▶ **THE PROBLEM**
Every line of the material must be set down again without alteration.
== RECORDS FOR PROCESSING
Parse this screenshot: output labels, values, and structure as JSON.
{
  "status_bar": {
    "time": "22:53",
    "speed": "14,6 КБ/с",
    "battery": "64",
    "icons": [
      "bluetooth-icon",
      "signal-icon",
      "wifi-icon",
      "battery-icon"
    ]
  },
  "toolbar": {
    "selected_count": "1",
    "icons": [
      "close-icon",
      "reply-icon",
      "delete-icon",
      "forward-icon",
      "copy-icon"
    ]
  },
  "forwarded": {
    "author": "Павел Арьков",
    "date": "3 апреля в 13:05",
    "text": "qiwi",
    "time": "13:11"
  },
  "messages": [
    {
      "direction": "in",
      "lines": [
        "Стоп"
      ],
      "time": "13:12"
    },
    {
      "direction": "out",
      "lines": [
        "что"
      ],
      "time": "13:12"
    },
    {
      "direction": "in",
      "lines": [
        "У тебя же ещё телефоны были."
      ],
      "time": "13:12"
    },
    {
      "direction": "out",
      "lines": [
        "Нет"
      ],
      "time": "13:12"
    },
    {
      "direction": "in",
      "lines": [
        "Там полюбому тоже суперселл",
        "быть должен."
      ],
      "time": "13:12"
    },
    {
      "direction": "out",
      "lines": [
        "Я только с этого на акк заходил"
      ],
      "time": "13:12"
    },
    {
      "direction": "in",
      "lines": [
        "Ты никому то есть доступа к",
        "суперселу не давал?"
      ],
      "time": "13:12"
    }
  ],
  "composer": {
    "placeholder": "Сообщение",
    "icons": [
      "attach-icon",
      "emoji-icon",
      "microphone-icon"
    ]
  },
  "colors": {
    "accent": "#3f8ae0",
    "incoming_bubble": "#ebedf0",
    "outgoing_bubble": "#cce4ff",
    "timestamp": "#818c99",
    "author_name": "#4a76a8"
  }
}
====
▶ **ANSWER TO THIS PROBLEM**
Parse this screenshot: output labels, values, and structure as JSON.
{
  "status_bar": {
    "time": "22:53",
    "speed": "14,6 КБ/с",
    "battery": "64",
    "icons": [
      "bluetooth-icon",
      "signal-icon",
      "wifi-icon",
      "battery-icon"
    ]
  },
  "toolbar": {
    "selected_count": "1",
    "icons": [
      "close-icon",
      "reply-icon",
      "delete-icon",
      "forward-icon",
      "copy-icon"
    ]
  },
  "forwarded": {
    "author": "Павел Арьков",
    "date": "3 апреля в 13:05",
    "text": "qiwi",
    "time": "13:11"
  },
  "messages": [
    {
      "direction": "in",
      "lines": [
        "Стоп"
      ],
      "time": "13:12"
    },
    {
      "direction": "out",
      "lines": [
        "что"
      ],
      "time": "13:12"
    },
    {
      "direction": "in",
      "lines": [
        "У тебя же ещё телефоны были."
      ],
      "time": "13:12"
    },
    {
      "direction": "out",
      "lines": [
        "Нет"
      ],
      "time": "13:12"
    },
    {
      "direction": "in",
      "lines": [
        "Там полюбому тоже суперселл",
        "быть должен."
      ],
      "time": "13:12"
    },
    {
      "direction": "out",
      "lines": [
        "Я только с этого на акк заходил"
      ],
      "time": "13:12"
    },
    {
      "direction": "in",
      "lines": [
        "Ты никому то есть доступа к",
        "суперселу не давал?"
      ],
      "time": "13:12"
    }
  ],
  "composer": {
    "placeholder": "Сообщение",
    "icons": [
      "attach-icon",
      "emoji-icon",
      "microphone-icon"
    ]
  },
  "colors": {
    "accent": "#3f8ae0",
    "incoming_bubble": "#ebedf0",
    "outgoing_bubble": "#cce4ff",
    "timestamp": "#818c99",
    "author_name": "#4a76a8"
  }
}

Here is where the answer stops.